### Problem
For the string "HLPF", work out how many lines of the data contain it and give that number with nothing added.

Dataset rows describing interfaces
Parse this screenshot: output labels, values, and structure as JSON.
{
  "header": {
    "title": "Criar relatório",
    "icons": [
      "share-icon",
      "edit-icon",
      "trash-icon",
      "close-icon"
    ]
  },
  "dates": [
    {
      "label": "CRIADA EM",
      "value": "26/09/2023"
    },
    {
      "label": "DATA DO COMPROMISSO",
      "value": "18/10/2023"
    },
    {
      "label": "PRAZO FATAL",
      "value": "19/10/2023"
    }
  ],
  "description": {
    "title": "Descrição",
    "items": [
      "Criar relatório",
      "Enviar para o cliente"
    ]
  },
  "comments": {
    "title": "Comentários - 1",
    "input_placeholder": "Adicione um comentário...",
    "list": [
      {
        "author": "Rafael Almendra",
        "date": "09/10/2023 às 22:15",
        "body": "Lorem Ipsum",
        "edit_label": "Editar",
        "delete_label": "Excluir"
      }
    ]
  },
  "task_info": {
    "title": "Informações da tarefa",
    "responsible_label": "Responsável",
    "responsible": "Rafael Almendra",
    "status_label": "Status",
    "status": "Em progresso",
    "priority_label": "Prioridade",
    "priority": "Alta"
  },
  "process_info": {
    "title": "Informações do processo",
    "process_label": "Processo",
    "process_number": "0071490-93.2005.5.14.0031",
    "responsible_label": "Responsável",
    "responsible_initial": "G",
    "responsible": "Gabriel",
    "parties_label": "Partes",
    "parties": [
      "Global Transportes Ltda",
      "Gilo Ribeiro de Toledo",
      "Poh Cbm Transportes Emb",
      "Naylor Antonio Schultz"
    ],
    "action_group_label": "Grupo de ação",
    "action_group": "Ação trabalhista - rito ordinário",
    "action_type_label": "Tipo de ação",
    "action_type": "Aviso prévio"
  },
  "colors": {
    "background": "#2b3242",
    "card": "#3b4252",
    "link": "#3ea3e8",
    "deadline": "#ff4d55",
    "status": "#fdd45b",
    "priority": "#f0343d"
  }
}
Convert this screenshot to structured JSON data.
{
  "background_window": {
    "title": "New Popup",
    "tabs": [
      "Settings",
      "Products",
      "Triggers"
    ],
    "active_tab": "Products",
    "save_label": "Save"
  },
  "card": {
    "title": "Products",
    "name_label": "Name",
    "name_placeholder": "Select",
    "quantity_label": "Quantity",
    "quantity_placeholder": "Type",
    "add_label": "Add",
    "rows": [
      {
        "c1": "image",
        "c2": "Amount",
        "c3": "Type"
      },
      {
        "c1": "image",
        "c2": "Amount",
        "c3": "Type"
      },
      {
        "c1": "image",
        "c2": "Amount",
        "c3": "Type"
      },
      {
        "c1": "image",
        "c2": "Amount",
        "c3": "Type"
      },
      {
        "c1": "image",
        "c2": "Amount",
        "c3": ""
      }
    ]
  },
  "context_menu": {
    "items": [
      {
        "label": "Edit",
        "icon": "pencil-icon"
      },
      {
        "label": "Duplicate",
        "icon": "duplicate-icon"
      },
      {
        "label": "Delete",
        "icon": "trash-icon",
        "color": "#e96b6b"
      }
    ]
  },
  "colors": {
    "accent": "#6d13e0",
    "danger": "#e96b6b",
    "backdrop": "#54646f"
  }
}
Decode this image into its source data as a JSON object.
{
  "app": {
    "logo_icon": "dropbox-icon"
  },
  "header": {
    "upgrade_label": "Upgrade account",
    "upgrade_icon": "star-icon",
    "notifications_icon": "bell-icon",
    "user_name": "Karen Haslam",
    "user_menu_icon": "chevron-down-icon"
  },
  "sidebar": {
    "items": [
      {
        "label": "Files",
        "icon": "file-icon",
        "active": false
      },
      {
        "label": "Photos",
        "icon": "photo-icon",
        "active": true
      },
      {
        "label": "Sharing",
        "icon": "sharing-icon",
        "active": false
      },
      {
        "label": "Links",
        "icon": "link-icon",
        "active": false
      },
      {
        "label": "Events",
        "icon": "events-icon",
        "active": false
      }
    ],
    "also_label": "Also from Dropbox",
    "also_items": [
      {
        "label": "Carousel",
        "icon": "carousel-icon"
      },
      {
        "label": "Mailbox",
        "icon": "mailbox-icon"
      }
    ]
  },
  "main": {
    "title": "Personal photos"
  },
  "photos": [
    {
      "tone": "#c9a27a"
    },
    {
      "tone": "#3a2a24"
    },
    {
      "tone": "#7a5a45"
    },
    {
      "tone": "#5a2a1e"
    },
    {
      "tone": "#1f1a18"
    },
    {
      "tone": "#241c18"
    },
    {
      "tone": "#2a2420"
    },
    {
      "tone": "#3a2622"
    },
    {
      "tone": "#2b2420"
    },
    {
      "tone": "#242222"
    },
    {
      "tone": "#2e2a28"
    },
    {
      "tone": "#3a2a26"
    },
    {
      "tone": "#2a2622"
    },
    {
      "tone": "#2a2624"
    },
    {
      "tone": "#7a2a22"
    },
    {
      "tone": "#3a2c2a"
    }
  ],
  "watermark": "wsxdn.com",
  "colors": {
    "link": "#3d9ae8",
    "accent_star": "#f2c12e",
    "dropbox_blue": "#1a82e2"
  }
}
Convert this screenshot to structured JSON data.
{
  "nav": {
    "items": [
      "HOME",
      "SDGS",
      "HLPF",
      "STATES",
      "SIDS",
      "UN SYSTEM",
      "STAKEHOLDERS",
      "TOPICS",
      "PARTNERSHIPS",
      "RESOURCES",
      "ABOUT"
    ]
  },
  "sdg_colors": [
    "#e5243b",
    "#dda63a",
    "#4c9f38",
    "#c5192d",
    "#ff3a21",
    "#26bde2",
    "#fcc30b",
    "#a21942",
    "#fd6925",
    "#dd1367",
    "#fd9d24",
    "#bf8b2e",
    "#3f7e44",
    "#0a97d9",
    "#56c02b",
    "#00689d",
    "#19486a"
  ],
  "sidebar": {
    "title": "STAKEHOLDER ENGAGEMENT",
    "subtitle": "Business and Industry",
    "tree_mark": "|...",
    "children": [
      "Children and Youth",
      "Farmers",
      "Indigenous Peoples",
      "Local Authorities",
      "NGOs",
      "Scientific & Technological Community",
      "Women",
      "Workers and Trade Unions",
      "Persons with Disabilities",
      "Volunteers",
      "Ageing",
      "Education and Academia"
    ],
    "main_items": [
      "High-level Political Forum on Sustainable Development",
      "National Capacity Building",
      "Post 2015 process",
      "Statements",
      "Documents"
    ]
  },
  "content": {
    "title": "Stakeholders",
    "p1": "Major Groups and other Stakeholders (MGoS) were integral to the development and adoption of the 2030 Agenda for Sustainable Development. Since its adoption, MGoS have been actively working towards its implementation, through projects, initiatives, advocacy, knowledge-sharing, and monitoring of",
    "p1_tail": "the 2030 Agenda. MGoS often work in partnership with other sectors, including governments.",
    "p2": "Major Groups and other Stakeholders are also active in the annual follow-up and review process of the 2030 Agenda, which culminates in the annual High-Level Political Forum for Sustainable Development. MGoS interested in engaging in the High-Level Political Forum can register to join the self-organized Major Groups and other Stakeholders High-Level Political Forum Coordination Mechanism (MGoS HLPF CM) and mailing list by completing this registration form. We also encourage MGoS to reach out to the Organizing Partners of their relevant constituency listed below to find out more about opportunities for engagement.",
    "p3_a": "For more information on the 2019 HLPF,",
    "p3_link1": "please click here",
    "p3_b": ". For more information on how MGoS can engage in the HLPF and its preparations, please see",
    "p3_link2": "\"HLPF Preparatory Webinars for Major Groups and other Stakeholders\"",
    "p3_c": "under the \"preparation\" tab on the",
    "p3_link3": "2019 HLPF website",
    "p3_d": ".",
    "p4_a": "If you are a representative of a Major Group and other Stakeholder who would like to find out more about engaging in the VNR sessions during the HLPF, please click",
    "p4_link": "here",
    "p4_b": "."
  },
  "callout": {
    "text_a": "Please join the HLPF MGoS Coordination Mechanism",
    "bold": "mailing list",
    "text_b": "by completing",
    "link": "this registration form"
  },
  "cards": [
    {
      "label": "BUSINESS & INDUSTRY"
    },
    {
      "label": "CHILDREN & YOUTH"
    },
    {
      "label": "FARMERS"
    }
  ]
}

### Result of the exercise
8